Steph: I enjoy a lot of cheese, meat, including fish dredged in almond flour and different herbs, tomatoes with balsamic vinegar, vegetables, salads, avocados, anything involving coconut, lots of yogurt with nuts (and some reduced-sugar jam mixed in), I LOVE the Wheat Free Market foods muffin mixes, and I eat a lot of pasta sauce or pesto with meat but I just put it over zucchini instead of pasta. (At first I was trying to “noodle” it with a spiral vegetable slicer, but now don’t even bother. Who cares what shape it is? Sliced rounds of zucchini work in place of pasta just as well as “zoodles.”)

My girlfriend is also wheat-free and we discovered how much we love making “chips” out of grated pepper-jack cheese. We eat these like crazy and use them to dip or to eat with goat cheese. Another favorite recipe is making meat lasagna with lengthwise strips of zucchini and eggplant in place of lasagna noodles. Our favorite breakfast is Greek yogurt with nuts and chia seeds, sometimes hemp seeds, and some jam. We also have fun ordering all the “froofie” coffee drinks at our favorite coffee place, and ask for them with “all the fat but sugar-free!”
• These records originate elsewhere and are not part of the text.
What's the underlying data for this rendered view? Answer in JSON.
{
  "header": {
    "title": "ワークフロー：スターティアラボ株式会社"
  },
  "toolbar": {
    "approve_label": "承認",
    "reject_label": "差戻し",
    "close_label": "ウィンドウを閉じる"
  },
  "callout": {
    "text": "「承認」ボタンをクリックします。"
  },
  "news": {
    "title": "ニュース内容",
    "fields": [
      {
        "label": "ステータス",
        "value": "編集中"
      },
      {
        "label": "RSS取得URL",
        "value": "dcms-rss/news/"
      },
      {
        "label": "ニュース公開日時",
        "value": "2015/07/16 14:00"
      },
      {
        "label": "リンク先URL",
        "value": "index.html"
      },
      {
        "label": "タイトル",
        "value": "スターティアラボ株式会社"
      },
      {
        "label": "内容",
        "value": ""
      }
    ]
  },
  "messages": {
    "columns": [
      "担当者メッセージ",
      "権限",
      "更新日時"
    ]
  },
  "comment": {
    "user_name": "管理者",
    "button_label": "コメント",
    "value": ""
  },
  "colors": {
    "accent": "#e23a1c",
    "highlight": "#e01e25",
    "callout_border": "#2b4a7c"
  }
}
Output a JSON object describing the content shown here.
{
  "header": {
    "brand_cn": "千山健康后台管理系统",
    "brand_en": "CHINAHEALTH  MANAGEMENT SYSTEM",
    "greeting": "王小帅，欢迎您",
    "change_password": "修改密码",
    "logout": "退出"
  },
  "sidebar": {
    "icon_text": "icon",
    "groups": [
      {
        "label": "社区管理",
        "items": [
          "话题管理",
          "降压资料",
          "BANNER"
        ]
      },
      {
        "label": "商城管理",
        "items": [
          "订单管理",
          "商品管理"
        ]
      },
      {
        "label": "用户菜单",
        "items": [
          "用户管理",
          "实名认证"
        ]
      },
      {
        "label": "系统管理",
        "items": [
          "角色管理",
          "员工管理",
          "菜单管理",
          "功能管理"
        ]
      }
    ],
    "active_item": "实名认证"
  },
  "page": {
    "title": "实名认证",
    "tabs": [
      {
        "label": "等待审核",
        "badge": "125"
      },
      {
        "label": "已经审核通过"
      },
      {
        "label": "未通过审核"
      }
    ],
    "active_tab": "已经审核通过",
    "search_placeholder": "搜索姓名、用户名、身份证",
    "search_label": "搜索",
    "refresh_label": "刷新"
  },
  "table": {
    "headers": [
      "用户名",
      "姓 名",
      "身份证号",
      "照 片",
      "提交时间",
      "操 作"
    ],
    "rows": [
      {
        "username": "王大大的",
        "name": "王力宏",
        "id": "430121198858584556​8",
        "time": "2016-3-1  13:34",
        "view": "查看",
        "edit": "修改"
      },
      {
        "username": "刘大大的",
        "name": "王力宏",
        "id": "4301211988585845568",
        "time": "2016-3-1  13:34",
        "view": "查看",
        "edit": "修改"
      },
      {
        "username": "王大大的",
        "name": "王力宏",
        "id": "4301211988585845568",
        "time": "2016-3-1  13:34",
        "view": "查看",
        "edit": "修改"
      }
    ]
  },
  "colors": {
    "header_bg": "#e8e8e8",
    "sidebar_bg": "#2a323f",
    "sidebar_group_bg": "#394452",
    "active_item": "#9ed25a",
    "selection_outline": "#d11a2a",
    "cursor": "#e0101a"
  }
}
I have been wheat-free for 14 months (with occasional bite-size backtracking). I was not gluten-sensitive in the sense that it would cause me pain or a lot of discomfort. So there have been times since I have quit wheat that I did eat some forbidden foods, telling myself “Oh, just a little bit just this once,” like a little bit of naan at the Indian restaurant, or cake at someone’s birthday party. There have also been periods where I slacked off on my carb-carefulness (like eating too many rice and beans, or eating corn, or getting too much frozen yogurt). While I do notice a more bloated feeling when I bring grains back into my diet, the biggest problem for me is that the old eating mindset comes back. It makes it much harder for me to wait until I’m truly feeling HUNGRY to eat.

I also am at the point where I realize I am NOT going to lose the last 20 lbs or so of weight I want to lose without regular exercise, which is what I’m starting on this week: a running class with my girlfriend! We feel really good about how we are improving our health, and quitting wheat was the catalyst to all of it. I shudder to think how much wheat I was eating before. Now I shudder to think about going back to my old ways. Wheat is just not worth it!

More at:  Steph: “Wheat is not worth it”

© Low Carb Diet News